What you have to do: What you return must be the lines of the data that hold the word "vercel".
Data for this task Block Start
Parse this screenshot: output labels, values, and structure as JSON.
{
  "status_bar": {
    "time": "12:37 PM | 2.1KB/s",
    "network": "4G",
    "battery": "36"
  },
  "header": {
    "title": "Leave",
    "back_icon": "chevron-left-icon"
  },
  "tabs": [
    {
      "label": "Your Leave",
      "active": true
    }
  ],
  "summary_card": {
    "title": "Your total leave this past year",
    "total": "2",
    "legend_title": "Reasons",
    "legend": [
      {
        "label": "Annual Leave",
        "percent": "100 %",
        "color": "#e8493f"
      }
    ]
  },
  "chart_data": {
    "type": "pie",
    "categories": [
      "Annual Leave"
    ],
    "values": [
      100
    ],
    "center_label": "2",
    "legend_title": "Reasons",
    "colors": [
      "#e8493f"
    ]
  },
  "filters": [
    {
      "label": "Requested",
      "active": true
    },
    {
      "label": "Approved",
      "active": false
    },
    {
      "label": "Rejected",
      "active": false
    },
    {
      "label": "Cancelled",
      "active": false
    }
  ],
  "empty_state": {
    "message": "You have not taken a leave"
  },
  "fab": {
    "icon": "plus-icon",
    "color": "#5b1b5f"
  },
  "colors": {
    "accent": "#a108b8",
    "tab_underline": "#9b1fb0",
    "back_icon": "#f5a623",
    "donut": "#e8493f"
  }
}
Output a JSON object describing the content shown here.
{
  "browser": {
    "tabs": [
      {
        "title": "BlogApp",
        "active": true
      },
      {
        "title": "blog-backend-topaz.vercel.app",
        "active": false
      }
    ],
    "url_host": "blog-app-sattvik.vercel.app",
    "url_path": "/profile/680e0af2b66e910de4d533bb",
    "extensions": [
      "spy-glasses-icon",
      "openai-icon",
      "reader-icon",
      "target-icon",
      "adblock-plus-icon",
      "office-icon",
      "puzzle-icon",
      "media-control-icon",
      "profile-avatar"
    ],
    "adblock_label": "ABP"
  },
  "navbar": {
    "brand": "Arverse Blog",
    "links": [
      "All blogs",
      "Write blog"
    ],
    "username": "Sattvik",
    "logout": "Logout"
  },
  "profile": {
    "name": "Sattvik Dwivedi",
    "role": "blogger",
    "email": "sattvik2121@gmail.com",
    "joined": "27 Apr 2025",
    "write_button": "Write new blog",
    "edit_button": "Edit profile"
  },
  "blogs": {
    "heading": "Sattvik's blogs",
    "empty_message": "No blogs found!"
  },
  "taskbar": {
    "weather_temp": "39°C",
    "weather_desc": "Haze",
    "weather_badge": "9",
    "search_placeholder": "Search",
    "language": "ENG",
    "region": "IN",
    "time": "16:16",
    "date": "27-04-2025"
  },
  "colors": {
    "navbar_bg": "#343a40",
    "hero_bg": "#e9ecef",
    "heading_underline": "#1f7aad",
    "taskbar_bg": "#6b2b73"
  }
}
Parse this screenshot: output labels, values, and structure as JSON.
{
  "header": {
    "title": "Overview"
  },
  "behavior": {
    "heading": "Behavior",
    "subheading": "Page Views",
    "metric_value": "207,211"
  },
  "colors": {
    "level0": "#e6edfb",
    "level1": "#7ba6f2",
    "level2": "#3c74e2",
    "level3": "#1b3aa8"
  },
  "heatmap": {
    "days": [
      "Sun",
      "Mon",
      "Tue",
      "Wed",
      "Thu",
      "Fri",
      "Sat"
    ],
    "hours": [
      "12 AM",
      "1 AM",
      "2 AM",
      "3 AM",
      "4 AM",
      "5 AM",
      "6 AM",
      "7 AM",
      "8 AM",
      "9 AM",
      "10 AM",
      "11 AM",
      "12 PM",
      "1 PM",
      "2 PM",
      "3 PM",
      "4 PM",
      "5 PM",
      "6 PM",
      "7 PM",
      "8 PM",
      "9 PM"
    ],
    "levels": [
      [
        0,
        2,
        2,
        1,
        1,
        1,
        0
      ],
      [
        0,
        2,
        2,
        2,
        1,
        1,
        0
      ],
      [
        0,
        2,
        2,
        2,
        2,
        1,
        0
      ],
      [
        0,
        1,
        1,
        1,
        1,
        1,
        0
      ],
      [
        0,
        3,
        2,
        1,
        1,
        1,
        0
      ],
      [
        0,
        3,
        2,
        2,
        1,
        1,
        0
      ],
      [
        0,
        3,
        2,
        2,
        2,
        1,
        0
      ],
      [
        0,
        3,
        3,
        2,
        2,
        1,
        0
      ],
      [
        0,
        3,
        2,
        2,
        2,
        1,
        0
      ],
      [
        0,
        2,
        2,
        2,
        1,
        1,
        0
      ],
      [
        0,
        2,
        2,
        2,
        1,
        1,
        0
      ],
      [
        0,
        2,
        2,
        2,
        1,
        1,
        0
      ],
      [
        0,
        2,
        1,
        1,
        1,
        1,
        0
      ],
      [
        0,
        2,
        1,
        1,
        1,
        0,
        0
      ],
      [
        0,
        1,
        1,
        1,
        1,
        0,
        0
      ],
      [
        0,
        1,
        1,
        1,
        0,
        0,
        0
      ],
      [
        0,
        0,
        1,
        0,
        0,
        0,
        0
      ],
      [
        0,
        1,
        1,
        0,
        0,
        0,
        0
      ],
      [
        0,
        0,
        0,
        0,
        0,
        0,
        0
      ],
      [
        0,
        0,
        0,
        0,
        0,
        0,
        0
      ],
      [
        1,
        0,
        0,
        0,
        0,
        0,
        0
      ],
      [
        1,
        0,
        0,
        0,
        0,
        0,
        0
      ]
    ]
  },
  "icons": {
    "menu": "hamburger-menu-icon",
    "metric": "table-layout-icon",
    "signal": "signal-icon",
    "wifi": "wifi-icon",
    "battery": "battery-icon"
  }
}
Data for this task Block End
Answer section:
        "title": "blog-backend-topaz.vercel.app",
    "url_host": "blog-app-sattvik.vercel.app",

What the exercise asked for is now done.